Should I buy today? What will prices be tomorrow, next week, or next year? Wouldn't investing be easy if we knew the answers to these seemingly simple questions?
The term "technical analysis" is a complicated sounding name for a very basic approach to investing. Simply put, technical analysis is the study of prices, with charts being the primary tool.
The roots of modern-day technical analysis stem from the Dow Theory, developed around 1900 by Charles Dow. Stemming either directly or indirectly from the Dow Theory, these roots include such principles as the trending nature of prices, prices discounting all known information, confirmation and divergence, volume mirroring changes in price, and support/resistance.
Charles Dow's contribution to modern-day technical analysis cannot be understated. His focus on the basics of security price movement gave rise to a completely new method of analyzing the markets.
The human element
The price of a security represents a consensus. It is the price at which one person agrees to buy and another agrees to sell. The price at which an investor is willing to buy or sell depends primarily on his expectations. If he expects the security's price to rise, he will buy it; if the investor expects the price to fall, he will sell it. These simple statements are the cause of a major challenge in forecasting security prices, because they refer to human expectations. As we all know firsthand, humans are not easily quantifiable nor predictable. This fact alone will keep any mechanical trading system from working consistently.
Because humans are involved, much of the world's investment decisions are based on irrelevant criteria. Our relationships with our family, our neighbors, our employer, the traffic, our income, and our previous success and failures, all influence our confidence, expectations, and decisions.
Security prices are determined by money managers and home managers, students and strikers, doctors and dog catchers, lawyers and landscapers, and the wealthy and the wanting. This breadth of market participants guarantees an element of unpredictability and excitement.
If we were all totally logical and could separate our emotions from our investment decisions, then, fundamental analysis the determination of price based on future earnings, would work magnificently. And since we would all have the same completely logical expectations, prices would only change when quarterly reports or relevant news was released. Investors would seek "overlooked" fundamental data in an effort to find undervalued securities.
The hotly debated "efficient market theory" states that security prices represent everything that is known about the security at a given moment. This theory concludes that it is impossible to forecast prices, since prices already reflect everything that is currently known about the security.
The future can be found in the past
If prices are based on investor expectations, then knowing what a security should sell for (i.e., fundamental analysis) becomes less important than knowing what other investors expect it to sell for.

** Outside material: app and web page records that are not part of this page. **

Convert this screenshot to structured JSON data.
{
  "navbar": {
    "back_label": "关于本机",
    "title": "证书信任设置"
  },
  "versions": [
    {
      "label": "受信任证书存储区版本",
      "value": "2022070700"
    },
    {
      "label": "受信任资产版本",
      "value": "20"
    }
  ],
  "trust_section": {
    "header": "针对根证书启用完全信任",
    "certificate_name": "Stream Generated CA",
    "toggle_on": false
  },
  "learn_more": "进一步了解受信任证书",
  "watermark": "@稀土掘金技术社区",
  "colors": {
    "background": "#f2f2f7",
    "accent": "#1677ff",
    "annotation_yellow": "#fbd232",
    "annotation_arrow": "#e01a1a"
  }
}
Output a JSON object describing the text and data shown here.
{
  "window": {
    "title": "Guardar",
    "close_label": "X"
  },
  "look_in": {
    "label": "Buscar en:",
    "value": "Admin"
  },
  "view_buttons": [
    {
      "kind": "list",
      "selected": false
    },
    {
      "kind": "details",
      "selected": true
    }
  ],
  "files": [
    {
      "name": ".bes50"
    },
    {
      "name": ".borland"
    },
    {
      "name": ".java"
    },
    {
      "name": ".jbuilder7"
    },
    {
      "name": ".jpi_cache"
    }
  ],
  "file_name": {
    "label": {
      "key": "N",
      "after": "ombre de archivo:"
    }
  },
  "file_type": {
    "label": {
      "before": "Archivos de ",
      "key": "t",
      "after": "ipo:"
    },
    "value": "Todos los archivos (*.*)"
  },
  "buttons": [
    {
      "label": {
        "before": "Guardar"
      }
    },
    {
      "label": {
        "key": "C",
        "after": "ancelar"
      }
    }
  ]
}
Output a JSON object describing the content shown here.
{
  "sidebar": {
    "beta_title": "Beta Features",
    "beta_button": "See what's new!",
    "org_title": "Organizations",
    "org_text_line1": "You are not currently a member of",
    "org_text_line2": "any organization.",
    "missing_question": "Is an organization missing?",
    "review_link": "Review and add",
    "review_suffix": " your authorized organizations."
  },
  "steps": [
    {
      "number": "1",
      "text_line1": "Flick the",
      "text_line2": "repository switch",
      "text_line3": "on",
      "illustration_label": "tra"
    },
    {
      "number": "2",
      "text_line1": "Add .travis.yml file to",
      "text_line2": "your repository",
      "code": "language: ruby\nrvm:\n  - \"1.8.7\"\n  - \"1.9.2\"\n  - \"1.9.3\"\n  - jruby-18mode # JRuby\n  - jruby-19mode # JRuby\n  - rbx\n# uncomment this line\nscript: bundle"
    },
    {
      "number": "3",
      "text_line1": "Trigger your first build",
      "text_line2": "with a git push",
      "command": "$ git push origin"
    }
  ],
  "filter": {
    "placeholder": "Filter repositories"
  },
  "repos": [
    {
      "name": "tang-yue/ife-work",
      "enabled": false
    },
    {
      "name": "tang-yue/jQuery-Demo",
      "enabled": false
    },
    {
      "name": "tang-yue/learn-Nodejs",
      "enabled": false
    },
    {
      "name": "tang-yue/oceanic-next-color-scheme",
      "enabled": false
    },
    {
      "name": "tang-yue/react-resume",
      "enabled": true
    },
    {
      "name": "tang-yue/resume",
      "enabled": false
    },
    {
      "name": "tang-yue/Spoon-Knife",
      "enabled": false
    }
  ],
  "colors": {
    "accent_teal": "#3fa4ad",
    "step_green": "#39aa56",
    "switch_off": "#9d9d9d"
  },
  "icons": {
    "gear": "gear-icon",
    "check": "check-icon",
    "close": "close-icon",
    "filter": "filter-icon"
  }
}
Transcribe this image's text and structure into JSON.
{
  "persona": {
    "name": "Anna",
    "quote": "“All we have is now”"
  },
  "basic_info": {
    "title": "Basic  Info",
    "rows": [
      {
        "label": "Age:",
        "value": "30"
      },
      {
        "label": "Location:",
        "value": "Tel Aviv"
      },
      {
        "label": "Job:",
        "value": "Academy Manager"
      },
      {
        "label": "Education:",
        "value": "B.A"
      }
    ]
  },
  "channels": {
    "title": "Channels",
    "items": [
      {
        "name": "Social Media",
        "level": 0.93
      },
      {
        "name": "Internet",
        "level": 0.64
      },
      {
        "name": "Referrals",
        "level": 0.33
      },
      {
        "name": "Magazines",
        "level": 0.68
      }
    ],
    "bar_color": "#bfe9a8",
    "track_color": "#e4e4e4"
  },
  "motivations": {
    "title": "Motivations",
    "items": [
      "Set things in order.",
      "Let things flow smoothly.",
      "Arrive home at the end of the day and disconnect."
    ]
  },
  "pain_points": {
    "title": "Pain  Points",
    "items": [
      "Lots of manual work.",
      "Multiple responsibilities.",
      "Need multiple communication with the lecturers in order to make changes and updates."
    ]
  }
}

That's not to say that knowing what a security should sell for isn't important--it is. But there is usually a fairly strong consensus of a stock's future earnings that the average investor cannot disprove.
Technical analysis is the process of analyzing a security's historical prices in an effort to determine probable future prices. This is done by comparing current price action (i.e., current expectations) with comparable historical price action to predict a reasonable outcome. The devout technician might define this process as the fact that history repeats itself while others would suffice to say that we should learn from the past.
The roulette wheel
Only a minority of technicians can consistently and accurately determine future prices. However, even if you are unable to accurately forecast prices, technical analysis can be used to consistently reduce your risks and improve your profits.
"There are two times in a man's life when he should not speculate: when he can't afford it, and when he can."
A casino makes money on a roulette wheel, not by knowing what number will come up next, but by slightly improving their odds with the addition of a "0" and "00." Similarly, when an investor purchases a security, he doesn't know that its price will rise. But if he buys a stock when it is in a rising trend, after a minor sell off, and when interest rates are falling, he will have improved his odds of making a profit. That's not gambling--it's intelligence. Yet many investors buy securities without attempting to control the odds.
Contrary to popular belief, you do not need to know what a security's price will be in the future to make money. Your goal should simply be to improve the odds of making profitable trades. Even if your analysis is as simple as determining the long-, intermediate-, and short-term trends of the security, you will have gained an edge that you would not have without technical analysis.